Meghan Salinas, Lifestyle and BuzzFeed Section Editor
If your church is anything like mine, you may have easily stumbled into church a few minutes before service or in between services to get yourself a nice cup of coffee or hot tea. While grazing the variety of creamer cups and hot tea choices you also might find a wonderful array of books and biblical commentaries in a beautifully constructed way on the wooden tinted shelves.
The month of October is National Church Library month. Here is a list of readable material found in various church libraries. Remember that church libraries can be vital and relevant even now. Pick up a book with your delectable coffee and head into service and cozy up with your new reading material after service.
1) A good study bible
Here are some preferred study bibles that provide biblical commentaries, references and background of the time period in which the books were written.
-The ESV Gospel Transformation Bible
-The ESV Study Bible
-The HCSB Study Bible
According to Jen Wilkin, author of Women of the Word, it is extremely vital to read scripture in many different translations. It is important to emerge yourself in different translations of scripture because Wilkin says, “Reading a passage in more than one translation can expand your understanding of its meaning.”
If you’re having trouble interpreting translations like ESV (English Standard Version) or KJV (King James Version), try cross-referencing with a simpler version NIV (New International Version) or NASB (New American Standard.)
2) “Mere Christianity” by C.S. Lewis

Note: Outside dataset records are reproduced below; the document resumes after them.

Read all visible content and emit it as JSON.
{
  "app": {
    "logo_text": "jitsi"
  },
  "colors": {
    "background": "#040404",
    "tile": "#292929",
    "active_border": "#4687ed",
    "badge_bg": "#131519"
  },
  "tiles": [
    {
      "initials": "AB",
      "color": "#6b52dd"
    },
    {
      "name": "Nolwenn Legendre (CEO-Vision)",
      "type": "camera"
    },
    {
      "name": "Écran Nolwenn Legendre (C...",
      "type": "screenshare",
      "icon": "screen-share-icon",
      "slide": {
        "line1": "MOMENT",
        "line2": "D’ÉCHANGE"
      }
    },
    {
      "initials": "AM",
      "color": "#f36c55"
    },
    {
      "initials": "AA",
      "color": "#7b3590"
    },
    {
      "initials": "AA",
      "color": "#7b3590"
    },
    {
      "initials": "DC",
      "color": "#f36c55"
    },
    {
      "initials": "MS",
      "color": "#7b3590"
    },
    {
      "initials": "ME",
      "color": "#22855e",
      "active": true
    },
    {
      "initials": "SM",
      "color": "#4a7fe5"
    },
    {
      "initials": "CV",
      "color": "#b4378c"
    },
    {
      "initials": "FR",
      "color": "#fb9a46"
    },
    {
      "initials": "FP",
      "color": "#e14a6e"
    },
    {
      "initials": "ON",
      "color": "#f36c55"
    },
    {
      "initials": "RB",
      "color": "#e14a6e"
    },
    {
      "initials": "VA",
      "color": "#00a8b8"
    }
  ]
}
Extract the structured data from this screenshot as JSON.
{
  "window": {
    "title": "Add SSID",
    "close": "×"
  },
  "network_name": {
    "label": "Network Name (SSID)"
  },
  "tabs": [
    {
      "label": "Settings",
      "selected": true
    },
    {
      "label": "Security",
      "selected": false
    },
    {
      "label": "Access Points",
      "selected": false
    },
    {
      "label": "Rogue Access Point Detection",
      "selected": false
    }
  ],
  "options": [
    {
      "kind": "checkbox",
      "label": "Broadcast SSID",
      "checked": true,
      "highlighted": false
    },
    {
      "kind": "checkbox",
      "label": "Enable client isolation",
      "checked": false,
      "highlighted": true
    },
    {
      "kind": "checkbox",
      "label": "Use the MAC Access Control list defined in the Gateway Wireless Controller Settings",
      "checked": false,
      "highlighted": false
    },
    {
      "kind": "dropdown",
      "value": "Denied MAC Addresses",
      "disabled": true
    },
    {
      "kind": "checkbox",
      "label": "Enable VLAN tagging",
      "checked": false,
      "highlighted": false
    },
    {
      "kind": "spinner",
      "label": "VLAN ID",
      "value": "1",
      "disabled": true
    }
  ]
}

C.S. Lewis discusses in this book about the importance of understanding and speaking comfortably about our Christian Worldview. Lewis defends the faith that is been torn apart by skeptics and critics and discusses in detail about what a solid Christian life is supposed to look like from an outward point of view.
3) “Radical” by David Platt
On the cover of this book, it says, “Taking back your faith from the American dream.”
Platt challenges readers in this convicting read about how all of us have chosen to manipulate the gospel to fit our preferences and our comfort. In this book, Platt shows audiences through immaculate detail of churches in other countries where persecution is knocking at their door and how, even when their lives are at stake, they “radically” believe in the gospel and risk their lives daily to make the Lord’s name known.
4) “Revitalize” by Andrew M. Davis
The cover of Revitalize states, “Biblical keys to helping your church come alive again.”
In this book, Davis discusses how healthy and vital church membership should be. Church health is not just about numbers increasing but we must not forget that declining membership is a key symptom in any church in crisis. Davis provides hope for pastors and the congregation to revitalize a broken church into a healthy church.